The U.S. airlines wasted no time telling us how much they wanted to bail them out from this crisis: $50 billion.
Boeing wants more—$60 billion to “support the health of the broader aviation industry.”
The Aeronautical Repair Station Association wants $11 billion.
Airports are asking for $10 billion.
There is no doubt that every day the business outlook for commercial aviation looks worse—within a few days, for example, Delta went from grounding 300 to 600 airplanes.
But before the billions start flowing to the airlines, as they will, we need to make sure that two things happen:
That the money goes to the people who most need it: the roughly 750,000 employees and not the overpaid executives or well-rewarded shareholders;
In future crises the airlines don’t automatically become wards of the federal government. They should have readily accessible cash reserves built up over every year, drawn from profits.
The truth is that the airline industry set itself up for switching suddenly from a cash-gushing darling of investors to playing the role of pauper.
As reported by Bloomberg News, over the last decade the five largest U.S. airlines took 96 percent of the cash they generated and used it to buy back their own shares.
By doing that they joined the club of American corporations doing Wall Street’s bidding: buy the shares, push up the stock price, keep the market rising.
Now that is not a crime. It’s carnivorous capitalism—and it might be okay if the corporation doing it has no social role or really any long-term strategy or obligations.
But in businesses like the airlines—and Boeing—that’s the worst kind of destructive short-termism. The bosses and the stockholders get happily locked into a continuous cycle of self-enrichment and want nothing less.
In the case of Boeing that led to the worst meltdown in the company’s history, the grounding of the 737-MAX, because making profits prevailed over the most basic needs of ensuring that an airplane was safe to fly. The two CEOs most directly responsible, James McNerney and Dennis Muillenburg, both left with huge packages—McNerney with $59 million and Muillenburg—who was fired—with more than $60 million.
In the case of the airlines it seemed never to occur to anyone that by its very nature the business is very vulnerable to boom-and-bust cycles. It is capital-intensive, requiring huge investments in airplanes, and labor-intensive, needing layers of skilled and dedicated people to run it effectively and safely. For example, right now, as the financial nose-dive increases, it is reckoned that the U.S. carriers are burning through $16 billion a month.
And, as previously reported in the Daily Beast, the last 10 years have seen an exceptional run of record profits for the four biggest airlines, American, Delta, United and Southwest. Yet nobody thought that the good times are when you should put some money aside for the bad times. Isn’t that what we are always told we should all do?
Maybe the thought did fleetingly cross their minds.
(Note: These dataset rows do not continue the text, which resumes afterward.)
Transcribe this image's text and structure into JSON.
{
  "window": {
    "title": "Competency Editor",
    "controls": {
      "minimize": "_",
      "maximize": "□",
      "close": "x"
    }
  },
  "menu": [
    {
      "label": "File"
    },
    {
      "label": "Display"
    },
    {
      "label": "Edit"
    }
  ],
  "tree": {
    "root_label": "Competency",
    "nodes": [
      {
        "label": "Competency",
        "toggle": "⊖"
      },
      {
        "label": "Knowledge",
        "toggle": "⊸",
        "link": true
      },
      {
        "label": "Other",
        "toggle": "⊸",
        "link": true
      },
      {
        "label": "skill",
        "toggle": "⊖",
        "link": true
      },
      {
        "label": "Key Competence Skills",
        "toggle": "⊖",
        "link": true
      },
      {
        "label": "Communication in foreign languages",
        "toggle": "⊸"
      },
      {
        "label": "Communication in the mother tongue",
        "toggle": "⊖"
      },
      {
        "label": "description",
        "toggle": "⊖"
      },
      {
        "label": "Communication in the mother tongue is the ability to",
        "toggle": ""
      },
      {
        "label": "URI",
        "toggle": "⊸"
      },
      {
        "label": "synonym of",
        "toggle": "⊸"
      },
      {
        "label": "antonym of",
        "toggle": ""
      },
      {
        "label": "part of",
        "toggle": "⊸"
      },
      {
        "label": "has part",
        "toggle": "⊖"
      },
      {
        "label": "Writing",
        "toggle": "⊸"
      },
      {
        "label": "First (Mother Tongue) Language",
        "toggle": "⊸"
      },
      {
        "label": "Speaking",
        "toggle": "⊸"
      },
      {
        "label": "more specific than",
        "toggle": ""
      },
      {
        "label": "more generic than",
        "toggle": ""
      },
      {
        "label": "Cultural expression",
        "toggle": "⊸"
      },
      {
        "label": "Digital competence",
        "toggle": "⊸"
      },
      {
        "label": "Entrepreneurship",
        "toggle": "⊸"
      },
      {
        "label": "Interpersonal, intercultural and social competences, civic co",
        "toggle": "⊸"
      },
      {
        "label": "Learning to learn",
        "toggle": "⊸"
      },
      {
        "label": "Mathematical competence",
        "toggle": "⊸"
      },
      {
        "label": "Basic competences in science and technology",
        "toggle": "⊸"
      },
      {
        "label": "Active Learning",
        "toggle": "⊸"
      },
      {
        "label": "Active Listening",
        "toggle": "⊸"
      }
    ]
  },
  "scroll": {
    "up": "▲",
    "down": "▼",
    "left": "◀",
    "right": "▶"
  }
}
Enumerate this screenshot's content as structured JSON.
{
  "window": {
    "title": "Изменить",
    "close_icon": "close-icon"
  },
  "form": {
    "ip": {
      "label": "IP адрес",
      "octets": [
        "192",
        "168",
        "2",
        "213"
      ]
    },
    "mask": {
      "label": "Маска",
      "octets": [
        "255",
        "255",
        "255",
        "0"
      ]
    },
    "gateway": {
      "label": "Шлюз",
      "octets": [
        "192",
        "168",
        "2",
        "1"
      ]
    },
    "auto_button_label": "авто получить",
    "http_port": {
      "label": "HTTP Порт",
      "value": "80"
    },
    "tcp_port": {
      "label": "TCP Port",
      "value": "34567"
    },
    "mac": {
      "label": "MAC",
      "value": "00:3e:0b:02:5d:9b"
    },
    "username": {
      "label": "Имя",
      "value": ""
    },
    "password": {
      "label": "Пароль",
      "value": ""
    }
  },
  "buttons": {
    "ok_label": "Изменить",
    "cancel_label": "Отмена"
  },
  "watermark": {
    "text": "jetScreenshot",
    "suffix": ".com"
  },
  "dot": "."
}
If it did, they probably believed that the federal government would always have their backs.
There’s a bigger point here. In the last 60 years, since the start of the Jet Age, America has built the world’s safest and most efficient domestic airline network. It wasn’t easy. It required amazing technical innovations (in which Boeing was once the stellar performer). And there was an unremitting effort to make flying safer that led to an unequalled safety regime.
It was also a tough business to make money in, and in the end, only the fittest survived, producing what is virtually an oligopoly today, but one that also offers a lot of choice in the value and quality of flying.
In fact, our domestic airlines serve as a privatized public utility. They are as essential to the daily life of millions of Americans as interstate highways, railroads, subways and buses. More than that, they lubricate many thousands of American businesses through flying cargo, some of it essential, like medical supplies.
Now is the time to accept the responsibilities that come with that role. From the outside the companies would not look any different. But if the airlines take the public money, they should serve the public interest a lot better than they have by providing themselves with a level of financial stability over the long term rather than gobbling up all the cash in the short term. That could be mandated by law, just like the banks have the reserve requirement, money they are not allowed to lend.
Lastly, there is Boeing. The Financial Times reported that in January the company arranged a $13.8 billion loan from a syndicate of banks, including Bank of America, JP Morgan Chase, Wells Fargo and Morgan Stanley. This was to help them cover a bill of at least $18 billion dollars arising from the 737-MAX grounding. They have now burned through all of that.
This is a Boeing-designed mess and it should be left to Boeing to clean it up. That could mean bankruptcy and re-structuring, and in the end a healthier Boeing without resorting to a corporate welfare program.